In Pinneyum, however, the dialogues fall short. They feel excessive in moments when a gaze or smile would have been enough. The lines have been written so dramatically, they could have been in a radio play. The seasoned trio of Kavya, Dileep, and Indrans handle minimise the damage, but the newcomers falter in dialogue delivery.
In one key sequence, the three men plan a crime. It’s impossible to imagine that a modest, retired school teacher would participate in a risky crime that could tarnish everything he has achieved in life. Just like that, what should have acted as the bridge to the two halves of the film becomes its weakest point.
Indran’s Kuttan is the best-written character in the film.

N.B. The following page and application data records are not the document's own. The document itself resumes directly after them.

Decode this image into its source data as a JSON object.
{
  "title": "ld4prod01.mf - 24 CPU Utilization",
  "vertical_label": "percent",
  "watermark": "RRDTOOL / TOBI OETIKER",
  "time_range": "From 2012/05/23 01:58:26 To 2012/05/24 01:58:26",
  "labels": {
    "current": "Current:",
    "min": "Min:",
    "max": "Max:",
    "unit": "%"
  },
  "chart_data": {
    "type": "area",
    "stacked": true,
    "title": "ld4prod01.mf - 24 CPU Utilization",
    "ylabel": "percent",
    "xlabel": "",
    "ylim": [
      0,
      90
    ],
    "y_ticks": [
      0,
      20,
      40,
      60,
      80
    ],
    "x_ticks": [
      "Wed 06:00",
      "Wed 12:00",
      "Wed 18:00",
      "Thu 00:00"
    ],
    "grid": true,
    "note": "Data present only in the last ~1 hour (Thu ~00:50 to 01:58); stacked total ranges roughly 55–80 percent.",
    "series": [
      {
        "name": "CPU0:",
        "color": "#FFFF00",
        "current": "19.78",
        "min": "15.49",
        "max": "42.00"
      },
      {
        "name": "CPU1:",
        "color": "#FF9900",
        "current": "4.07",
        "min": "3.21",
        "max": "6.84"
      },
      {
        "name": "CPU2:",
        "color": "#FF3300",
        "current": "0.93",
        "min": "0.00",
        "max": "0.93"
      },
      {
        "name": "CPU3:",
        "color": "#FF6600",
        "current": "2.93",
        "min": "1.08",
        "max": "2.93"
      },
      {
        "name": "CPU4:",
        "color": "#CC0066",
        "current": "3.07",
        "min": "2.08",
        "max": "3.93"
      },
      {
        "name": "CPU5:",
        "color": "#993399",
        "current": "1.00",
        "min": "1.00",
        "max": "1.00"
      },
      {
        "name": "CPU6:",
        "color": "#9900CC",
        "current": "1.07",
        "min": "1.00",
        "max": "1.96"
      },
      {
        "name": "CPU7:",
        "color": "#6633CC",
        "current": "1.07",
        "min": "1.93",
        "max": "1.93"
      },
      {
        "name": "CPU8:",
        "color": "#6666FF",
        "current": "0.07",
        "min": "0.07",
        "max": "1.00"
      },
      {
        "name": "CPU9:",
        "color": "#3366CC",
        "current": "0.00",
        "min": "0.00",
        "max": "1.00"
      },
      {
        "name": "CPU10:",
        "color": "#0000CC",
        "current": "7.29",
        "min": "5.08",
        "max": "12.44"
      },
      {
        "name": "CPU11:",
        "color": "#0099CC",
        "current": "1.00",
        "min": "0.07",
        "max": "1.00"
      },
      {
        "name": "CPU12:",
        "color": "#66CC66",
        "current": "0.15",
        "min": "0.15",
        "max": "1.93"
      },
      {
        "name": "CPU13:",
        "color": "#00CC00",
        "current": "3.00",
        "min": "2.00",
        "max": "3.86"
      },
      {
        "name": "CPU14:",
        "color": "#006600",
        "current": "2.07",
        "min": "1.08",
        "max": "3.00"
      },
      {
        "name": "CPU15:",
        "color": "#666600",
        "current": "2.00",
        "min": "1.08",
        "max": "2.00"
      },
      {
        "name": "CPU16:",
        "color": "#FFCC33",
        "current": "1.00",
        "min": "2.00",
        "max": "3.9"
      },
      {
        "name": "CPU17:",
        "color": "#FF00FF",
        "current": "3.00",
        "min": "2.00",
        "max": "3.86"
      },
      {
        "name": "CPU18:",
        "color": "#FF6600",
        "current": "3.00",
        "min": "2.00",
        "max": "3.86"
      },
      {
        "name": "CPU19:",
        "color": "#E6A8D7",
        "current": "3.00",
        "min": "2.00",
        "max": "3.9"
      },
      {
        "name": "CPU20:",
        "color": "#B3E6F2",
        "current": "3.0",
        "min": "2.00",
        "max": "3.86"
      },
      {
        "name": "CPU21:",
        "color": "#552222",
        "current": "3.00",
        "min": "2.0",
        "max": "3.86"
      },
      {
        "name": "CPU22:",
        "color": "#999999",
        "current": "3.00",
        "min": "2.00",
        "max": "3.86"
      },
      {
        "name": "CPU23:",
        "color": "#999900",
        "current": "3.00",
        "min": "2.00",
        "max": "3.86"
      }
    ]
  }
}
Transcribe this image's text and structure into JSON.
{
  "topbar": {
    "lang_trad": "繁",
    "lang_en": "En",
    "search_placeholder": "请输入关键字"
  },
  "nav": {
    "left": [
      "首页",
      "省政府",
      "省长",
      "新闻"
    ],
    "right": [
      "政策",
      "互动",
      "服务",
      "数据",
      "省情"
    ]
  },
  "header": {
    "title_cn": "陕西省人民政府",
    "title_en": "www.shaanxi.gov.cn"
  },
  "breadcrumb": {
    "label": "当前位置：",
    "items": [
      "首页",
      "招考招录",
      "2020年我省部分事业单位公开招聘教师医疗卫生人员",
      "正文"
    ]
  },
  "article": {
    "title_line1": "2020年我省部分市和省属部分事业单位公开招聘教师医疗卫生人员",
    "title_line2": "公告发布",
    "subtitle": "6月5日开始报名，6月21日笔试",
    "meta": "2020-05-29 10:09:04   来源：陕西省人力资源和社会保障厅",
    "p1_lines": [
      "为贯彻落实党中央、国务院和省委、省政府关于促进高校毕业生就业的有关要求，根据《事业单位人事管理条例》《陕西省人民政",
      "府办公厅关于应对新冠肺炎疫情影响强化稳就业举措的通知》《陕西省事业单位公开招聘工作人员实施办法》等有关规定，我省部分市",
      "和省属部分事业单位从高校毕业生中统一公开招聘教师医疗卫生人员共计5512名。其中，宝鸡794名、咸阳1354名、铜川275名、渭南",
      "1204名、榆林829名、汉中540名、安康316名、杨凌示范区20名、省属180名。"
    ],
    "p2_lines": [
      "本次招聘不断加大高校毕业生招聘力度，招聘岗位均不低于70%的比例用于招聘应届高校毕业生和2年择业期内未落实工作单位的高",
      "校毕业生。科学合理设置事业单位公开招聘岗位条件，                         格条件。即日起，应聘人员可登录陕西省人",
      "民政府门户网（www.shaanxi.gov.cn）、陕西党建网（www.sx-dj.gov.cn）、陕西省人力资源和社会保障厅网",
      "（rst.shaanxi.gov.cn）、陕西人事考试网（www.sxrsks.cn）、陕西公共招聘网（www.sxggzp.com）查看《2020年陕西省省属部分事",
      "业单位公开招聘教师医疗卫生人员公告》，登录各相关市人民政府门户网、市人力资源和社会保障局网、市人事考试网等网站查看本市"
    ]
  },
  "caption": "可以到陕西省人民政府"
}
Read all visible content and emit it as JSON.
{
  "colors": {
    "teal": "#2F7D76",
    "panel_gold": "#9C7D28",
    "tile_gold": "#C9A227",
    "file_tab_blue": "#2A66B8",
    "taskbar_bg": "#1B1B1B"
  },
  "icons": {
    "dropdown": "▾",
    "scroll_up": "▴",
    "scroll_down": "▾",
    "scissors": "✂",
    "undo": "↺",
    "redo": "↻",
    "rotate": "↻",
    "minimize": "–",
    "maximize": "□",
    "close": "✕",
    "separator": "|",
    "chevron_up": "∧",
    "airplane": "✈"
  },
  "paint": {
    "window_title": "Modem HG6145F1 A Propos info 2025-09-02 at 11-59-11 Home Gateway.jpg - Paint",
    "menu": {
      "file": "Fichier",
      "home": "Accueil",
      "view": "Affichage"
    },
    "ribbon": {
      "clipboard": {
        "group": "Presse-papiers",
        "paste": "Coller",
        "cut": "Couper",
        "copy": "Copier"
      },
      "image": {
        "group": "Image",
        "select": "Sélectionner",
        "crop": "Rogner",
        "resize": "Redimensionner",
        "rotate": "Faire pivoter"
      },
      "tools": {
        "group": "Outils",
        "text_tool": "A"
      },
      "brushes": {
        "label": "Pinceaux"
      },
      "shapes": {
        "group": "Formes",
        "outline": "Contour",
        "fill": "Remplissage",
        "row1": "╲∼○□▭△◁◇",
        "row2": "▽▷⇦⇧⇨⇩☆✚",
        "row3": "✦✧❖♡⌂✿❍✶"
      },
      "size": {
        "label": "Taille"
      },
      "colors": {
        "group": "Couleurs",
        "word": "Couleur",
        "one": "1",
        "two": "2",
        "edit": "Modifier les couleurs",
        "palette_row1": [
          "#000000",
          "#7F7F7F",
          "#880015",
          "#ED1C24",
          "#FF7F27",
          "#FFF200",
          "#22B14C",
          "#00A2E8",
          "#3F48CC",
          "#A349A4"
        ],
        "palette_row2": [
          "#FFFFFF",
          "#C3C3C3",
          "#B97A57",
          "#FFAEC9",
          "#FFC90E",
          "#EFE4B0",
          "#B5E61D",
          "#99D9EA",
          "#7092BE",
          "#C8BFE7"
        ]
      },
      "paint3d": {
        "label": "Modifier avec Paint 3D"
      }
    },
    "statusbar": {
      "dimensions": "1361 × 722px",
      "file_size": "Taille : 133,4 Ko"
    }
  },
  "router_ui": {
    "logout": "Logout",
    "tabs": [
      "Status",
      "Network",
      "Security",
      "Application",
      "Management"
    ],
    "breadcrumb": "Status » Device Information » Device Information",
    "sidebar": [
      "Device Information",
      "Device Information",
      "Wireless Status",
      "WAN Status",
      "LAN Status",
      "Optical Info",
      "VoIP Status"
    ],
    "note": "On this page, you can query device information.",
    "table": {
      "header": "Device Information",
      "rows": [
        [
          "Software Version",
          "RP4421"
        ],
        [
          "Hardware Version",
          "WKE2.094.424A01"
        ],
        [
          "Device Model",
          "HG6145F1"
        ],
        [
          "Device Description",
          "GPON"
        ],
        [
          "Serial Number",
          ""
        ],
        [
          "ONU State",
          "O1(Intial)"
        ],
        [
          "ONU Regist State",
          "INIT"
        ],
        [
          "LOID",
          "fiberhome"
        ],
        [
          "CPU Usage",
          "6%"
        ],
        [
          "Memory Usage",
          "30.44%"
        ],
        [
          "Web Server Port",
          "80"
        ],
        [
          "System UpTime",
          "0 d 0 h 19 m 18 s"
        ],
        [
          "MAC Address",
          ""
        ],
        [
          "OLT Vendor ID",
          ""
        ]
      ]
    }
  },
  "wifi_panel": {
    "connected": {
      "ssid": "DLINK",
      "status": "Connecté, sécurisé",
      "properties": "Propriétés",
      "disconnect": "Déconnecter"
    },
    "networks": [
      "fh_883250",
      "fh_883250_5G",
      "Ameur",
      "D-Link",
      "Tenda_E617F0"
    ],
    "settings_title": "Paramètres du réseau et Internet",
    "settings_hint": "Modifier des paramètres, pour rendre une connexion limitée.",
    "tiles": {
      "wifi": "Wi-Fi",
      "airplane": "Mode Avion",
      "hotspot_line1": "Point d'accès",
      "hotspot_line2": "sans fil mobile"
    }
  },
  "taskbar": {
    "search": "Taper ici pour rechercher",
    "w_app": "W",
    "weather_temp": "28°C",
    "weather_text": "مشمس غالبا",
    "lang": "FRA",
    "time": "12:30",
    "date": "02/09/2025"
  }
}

In a moving scene, he tells his little niece about his childhood, and how it was spent in different hospitals, because of the ailments he was born with. Life corrodes around him. A meek witness to the injustice of life, he never stops being sensitive to human suffering. Indrans, one of Malayalam cinema’s most talented actors, stands out in Pinneyum with an exemplary performance.
Kavya Madhavan is perfect as Devi, chained to her circumstances. Like Rajamma of Elippathayam, she suffers for the mistakes that the men in her life have made. Her character Kavya expresses both nonchalance and emotional outbursts flawlessly.
Pinneyum does not repeat the Adoor magic we last witnessed in Nizhalkkuthu (Shadowkill) in 2002. The director, at 75, has made a movie that would appeal more to him than anyone else. Like a poem a mathematics prodigy jots down on the last page of his notebook: Not half as brilliant as his usual self, yet carrying a strange appeal.
The Pinneyum review is a Silverscreen original article. It was not paid for or commissioned by anyone associated with the movie. Silverscreen.in and its writers do not have any commercial relationship with movies that are reviewed on the site.